Villani, Arnaud. I Feel I Am a Pure Metaphysician: The Consequences of Deleuzes Afrmation, Robin Mackay ed. Unknown Deleuze. Collapse III (2007): 4562. Virno, Paolo. A Grammar of the Multitude: For an Analysis of Contemporary Forms of Life, trans. Isabella Bertolleti, James Cascaito and Andrea Casson, foreword by Sylvre Lotringer. Los Angeles and New York: Semiotext(e), 2005. Virno, Paolo. Multitude: Between Innovation and Negation, trans. Isabella Bertoletti, James Cascaito and Andrea Casson. Los Angeles and New York: Semiotext(e), 2008. Virno, Paolo. Natural-Historical Diagrams: The New Global Movement and the Biological Invariant, trans. Alberto Toscano. In The Italian Difference: Between Nihilism and Biopolitics, eds. Lorenzo Chiesa and Alberto Toscano. Melbourne: re.press, 2009, pp. 13147. Wade, Robert. Financial Regime Change?. New Left Review 53 (September October 2008): 521. Waite, Geoff. Nietzsches Corps/e: Aesthetics, Politics, Prophecy, or the Spectacular Technoculture of Everyday Life. Durham, NC: Duke University Press, 1996. Weizman, Eyal. Hollow Land: Israels Architecture of Occupation. London and New York: Verso, 2007. Wright, Steve. Storming Heaven: Class composition and struggle in Italian Autonomist Marxism. London and Sterling, VA: Pluto Press, 2002. Zerzan, John. Elements of Refusal. Columbia, MO: Columbia Alternative Library, 1999. iek, Slavoj. The Sublime Object of Ideology. London and New York: Verso, 1989. iek, Slavoj. The Spectre of Ideology. In Mapping Ideology, Slavoj iek. London and New York: Verso, 1995, pp. 133. iek, Slavoj. Repeating Lenin [1997]. Lacanian Ink, Lacan.com (2001). Available from http://www.lacan.com/replenin.htm [accessed 28 September 2009]. iek, Slavoj. Organs without Bodies: On Deleuze and Consequences. London and New York: Routledge, 2004. iek, Slavoj. The Parallax View. Cambridge, MA, and London: The MIT Press, 2006. iek, Slavoj. The Indivisible Remainder: on Schelling and Related Matters. London and New York: Verso, 2007. iek, Slavoj. Divine Violence and Liberated Territories: SOFT TARGETS talks with Slavoj iek. Soft Targets (March 14 2007). Available from http://www.softtargetsjournal.com/web/zizek.php [accessed 29 April 2009]. iek, Slavoj. Mao Tse-Tung, The Marxist Lord of Misrule. In On Practice and Contradiction, Mao Tse-Tung. London and New York: Verso, 2007, pp. 128. iek, Slavoj. In Defense of Lost Causes. London and New York: Verso, 2008.

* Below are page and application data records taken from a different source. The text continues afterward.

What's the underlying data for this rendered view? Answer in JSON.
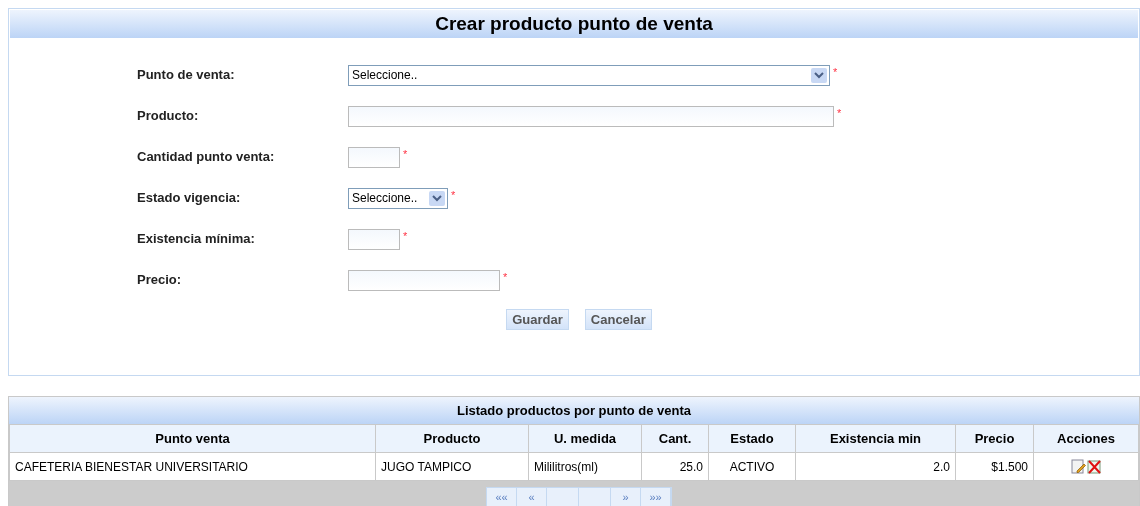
{
  "form": {
    "title": "Crear producto punto de venta",
    "fields": [
      {
        "kind": "select",
        "label": "Punto de venta:",
        "value": "Seleccione..",
        "required_mark": "*"
      },
      {
        "kind": "text",
        "label": "Producto:",
        "required_mark": "*"
      },
      {
        "kind": "text",
        "label": "Cantidad punto venta:",
        "required_mark": "*"
      },
      {
        "kind": "select",
        "label": "Estado vigencia:",
        "value": "Seleccione..",
        "required_mark": "*"
      },
      {
        "kind": "text",
        "label": "Existencia mínima:",
        "required_mark": "*"
      },
      {
        "kind": "text",
        "label": "Precio:",
        "required_mark": "*"
      }
    ],
    "buttons": [
      "Guardar",
      "Cancelar"
    ]
  },
  "table": {
    "title": "Listado productos por punto de venta",
    "columns": [
      "Punto venta",
      "Producto",
      "U. medida",
      "Cant.",
      "Estado",
      "Existencia min",
      "Precio",
      "Acciones"
    ],
    "rows": [
      [
        "CAFETERIA BIENESTAR UNIVERSITARIO",
        "JUGO TAMPICO",
        "Mililitros(ml)",
        "25.0",
        "ACTIVO",
        "2.0",
        "$1.500"
      ]
    ],
    "paginator": [
      "««",
      "«",
      "»",
      "»»"
    ]
  }
}
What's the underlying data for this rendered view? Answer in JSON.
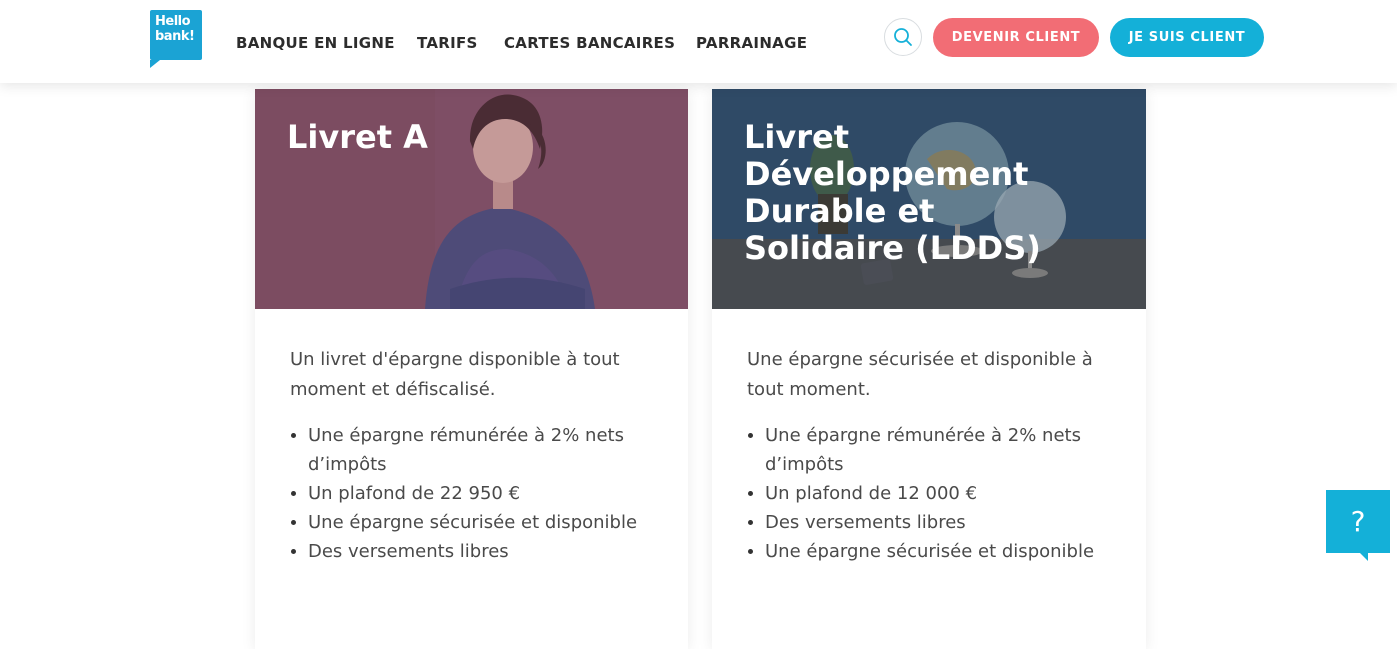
{
  "header": {
    "logo": {
      "line1": "Hello",
      "line2": "bank!"
    },
    "nav": [
      {
        "label": "BANQUE EN LIGNE"
      },
      {
        "label": "TARIFS"
      },
      {
        "label": "CARTES BANCAIRES"
      },
      {
        "label": "PARRAINAGE"
      }
    ],
    "search_icon": "search-icon",
    "devenir_client_label": "DEVENIR CLIENT",
    "je_suis_client_label": "JE SUIS CLIENT"
  },
  "colors": {
    "brand_blue": "#14b0d8",
    "coral": "#f26d75",
    "card_a_overlay": "#7e4d63",
    "card_l_overlay": "#2d4866"
  },
  "cards": [
    {
      "title": "Livret A",
      "description": "Un livret d'épargne disponible à tout moment et défiscalisé.",
      "features": [
        "Une épargne rémunérée à 2% nets d’impôts",
        "Un plafond de 22 950 €",
        "Une épargne sécurisée et disponible",
        "Des versements libres"
      ]
    },
    {
      "title": "Livret Développement Durable et Solidaire (LDDS)",
      "description": "Une épargne sécurisée et disponible à tout moment.",
      "features": [
        "Une épargne rémunérée à 2% nets d’impôts",
        "Un plafond de 12 000 €",
        "Des versements libres",
        "Une épargne sécurisée et disponible"
      ]
    }
  ],
  "help": {
    "label": "?"
  }
}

Bibliography

193

iek, Slavoj. Violence: Six Sideways Reections. London: Prole Books, 2008. iek, Slavoj. First as Tragedy, Then as Farce. London and New York: Verso, 2009. Zournazi, Mary. Navigating Movements: An Interview with Brian Massumi. 21C Magazine 2 (2003). Available from http://www.21cmagazine.com/ issue2/massumi.html [consulted 20 April 2008].